**What is being asked:**
The following entries are to be retyped in full, exactly as written.

**Materials provided:**
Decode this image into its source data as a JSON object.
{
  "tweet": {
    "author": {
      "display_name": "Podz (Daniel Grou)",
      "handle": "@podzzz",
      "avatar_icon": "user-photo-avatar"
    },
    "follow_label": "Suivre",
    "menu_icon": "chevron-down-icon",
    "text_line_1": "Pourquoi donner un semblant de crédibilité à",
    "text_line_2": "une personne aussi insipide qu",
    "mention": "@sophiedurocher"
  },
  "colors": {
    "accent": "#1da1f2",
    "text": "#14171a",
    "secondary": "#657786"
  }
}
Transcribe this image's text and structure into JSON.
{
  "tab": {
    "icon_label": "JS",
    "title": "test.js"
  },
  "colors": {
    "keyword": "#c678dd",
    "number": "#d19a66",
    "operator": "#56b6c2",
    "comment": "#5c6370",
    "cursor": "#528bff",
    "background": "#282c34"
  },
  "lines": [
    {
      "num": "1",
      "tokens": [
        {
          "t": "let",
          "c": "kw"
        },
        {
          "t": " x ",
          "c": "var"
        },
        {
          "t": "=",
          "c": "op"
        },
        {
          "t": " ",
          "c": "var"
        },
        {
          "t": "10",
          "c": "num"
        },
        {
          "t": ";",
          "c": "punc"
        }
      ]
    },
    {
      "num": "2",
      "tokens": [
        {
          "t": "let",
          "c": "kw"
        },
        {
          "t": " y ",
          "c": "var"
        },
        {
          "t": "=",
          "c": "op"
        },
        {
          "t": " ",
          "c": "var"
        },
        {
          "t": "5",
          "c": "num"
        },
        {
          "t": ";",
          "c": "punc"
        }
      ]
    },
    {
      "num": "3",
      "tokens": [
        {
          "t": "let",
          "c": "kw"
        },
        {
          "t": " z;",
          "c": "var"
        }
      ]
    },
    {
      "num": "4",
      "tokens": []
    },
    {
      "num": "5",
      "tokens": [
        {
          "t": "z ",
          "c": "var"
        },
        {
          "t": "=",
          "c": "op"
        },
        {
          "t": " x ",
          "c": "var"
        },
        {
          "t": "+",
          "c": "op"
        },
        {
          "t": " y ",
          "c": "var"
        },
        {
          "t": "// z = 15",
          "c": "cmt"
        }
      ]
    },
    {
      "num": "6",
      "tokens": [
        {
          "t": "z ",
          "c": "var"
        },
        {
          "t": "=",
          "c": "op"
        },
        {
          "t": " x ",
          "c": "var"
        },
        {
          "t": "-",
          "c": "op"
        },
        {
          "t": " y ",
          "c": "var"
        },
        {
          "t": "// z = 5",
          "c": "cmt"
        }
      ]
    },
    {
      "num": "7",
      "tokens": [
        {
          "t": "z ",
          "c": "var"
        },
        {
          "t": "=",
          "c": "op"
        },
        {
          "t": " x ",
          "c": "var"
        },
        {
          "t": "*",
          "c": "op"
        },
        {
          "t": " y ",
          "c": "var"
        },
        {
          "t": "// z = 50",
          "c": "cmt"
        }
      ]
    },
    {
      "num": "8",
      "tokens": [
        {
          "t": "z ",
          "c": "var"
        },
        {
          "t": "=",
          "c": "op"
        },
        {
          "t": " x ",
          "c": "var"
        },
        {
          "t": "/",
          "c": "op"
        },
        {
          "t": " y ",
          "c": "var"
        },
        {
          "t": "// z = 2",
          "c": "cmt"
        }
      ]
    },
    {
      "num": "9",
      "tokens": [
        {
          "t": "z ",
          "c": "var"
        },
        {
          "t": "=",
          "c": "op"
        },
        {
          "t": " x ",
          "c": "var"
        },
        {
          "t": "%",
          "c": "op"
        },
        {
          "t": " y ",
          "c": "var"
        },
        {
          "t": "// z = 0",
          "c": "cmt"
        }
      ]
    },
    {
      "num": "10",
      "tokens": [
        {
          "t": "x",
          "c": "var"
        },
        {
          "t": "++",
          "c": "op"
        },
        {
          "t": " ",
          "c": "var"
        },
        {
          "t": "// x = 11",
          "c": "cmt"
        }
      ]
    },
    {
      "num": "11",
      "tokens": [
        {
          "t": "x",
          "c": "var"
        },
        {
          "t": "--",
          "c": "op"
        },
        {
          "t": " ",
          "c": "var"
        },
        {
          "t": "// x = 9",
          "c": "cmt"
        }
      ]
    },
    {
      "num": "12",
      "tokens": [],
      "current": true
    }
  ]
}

**Task result:**
Decode this image into its source data as a JSON object.
{
  "tweet": {
    "author": {
      "display_name": "Podz (Daniel Grou)",
      "handle": "@podzzz",
      "avatar_icon": "user-photo-avatar"
    },
    "follow_label": "Suivre",
    "menu_icon": "chevron-down-icon",
    "text_line_1": "Pourquoi donner un semblant de crédibilité à",
    "text_line_2": "une personne aussi insipide qu",
    "mention": "@sophiedurocher"
  },
  "colors": {
    "accent": "#1da1f2",
    "text": "#14171a",
    "secondary": "#657786"
  }
}
Transcribe this image's text and structure into JSON.
{
  "tab": {
    "icon_label": "JS",
    "title": "test.js"
  },
  "colors": {
    "keyword": "#c678dd",
    "number": "#d19a66",
    "operator": "#56b6c2",
    "comment": "#5c6370",
    "cursor": "#528bff",
    "background": "#282c34"
  },
  "lines": [
    {
      "num": "1",
      "tokens": [
        {
          "t": "let",
          "c": "kw"
        },
        {
          "t": " x ",
          "c": "var"
        },
        {
          "t": "=",
          "c": "op"
        },
        {
          "t": " ",
          "c": "var"
        },
        {
          "t": "10",
          "c": "num"
        },
        {
          "t": ";",
          "c": "punc"
        }
      ]
    },
    {
      "num": "2",
      "tokens": [
        {
          "t": "let",
          "c": "kw"
        },
        {
          "t": " y ",
          "c": "var"
        },
        {
          "t": "=",
          "c": "op"
        },
        {
          "t": " ",
          "c": "var"
        },
        {
          "t": "5",
          "c": "num"
        },
        {
          "t": ";",
          "c": "punc"
        }
      ]
    },
    {
      "num": "3",
      "tokens": [
        {
          "t": "let",
          "c": "kw"
        },
        {
          "t": " z;",
          "c": "var"
        }
      ]
    },
    {
      "num": "4",
      "tokens": []
    },
    {
      "num": "5",
      "tokens": [
        {
          "t": "z ",
          "c": "var"
        },
        {
          "t": "=",
          "c": "op"
        },
        {
          "t": " x ",
          "c": "var"
        },
        {
          "t": "+",
          "c": "op"
        },
        {
          "t": " y ",
          "c": "var"
        },
        {
          "t": "// z = 15",
          "c": "cmt"
        }
      ]
    },
    {
      "num": "6",
      "tokens": [
        {
          "t": "z ",
          "c": "var"
        },
        {
          "t": "=",
          "c": "op"
        },
        {
          "t": " x ",
          "c": "var"
        },
        {
          "t": "-",
          "c": "op"
        },
        {
          "t": " y ",
          "c": "var"
        },
        {
          "t": "// z = 5",
          "c": "cmt"
        }
      ]
    },
    {
      "num": "7",
      "tokens": [
        {
          "t": "z ",
          "c": "var"
        },
        {
          "t": "=",
          "c": "op"
        },
        {
          "t": " x ",
          "c": "var"
        },
        {
          "t": "*",
          "c": "op"
        },
        {
          "t": " y ",
          "c": "var"
        },
        {
          "t": "// z = 50",
          "c": "cmt"
        }
      ]
    },
    {
      "num": "8",
      "tokens": [
        {
          "t": "z ",
          "c": "var"
        },
        {
          "t": "=",
          "c": "op"
        },
        {
          "t": " x ",
          "c": "var"
        },
        {
          "t": "/",
          "c": "op"
        },
        {
          "t": " y ",
          "c": "var"
        },
        {
          "t": "// z = 2",
          "c": "cmt"
        }
      ]
    },
    {
      "num": "9",
      "tokens": [
        {
          "t": "z ",
          "c": "var"
        },
        {
          "t": "=",
          "c": "op"
        },
        {
          "t": " x ",
          "c": "var"
        },
        {
          "t": "%",
          "c": "op"
        },
        {
          "t": " y ",
          "c": "var"
        },
        {
          "t": "// z = 0",
          "c": "cmt"
        }
      ]
    },
    {
      "num": "10",
      "tokens": [
        {
          "t": "x",
          "c": "var"
        },
        {
          "t": "++",
          "c": "op"
        },
        {
          "t": " ",
          "c": "var"
        },
        {
          "t": "// x = 11",
          "c": "cmt"
        }
      ]
    },
    {
      "num": "11",
      "tokens": [
        {
          "t": "x",
          "c": "var"
        },
        {
          "t": "--",
          "c": "op"
        },
        {
          "t": " ",
          "c": "var"
        },
        {
          "t": "// x = 9",
          "c": "cmt"
        }
      ]
    },
    {
      "num": "12",
      "tokens": [],
      "current": true
    }
  ]
}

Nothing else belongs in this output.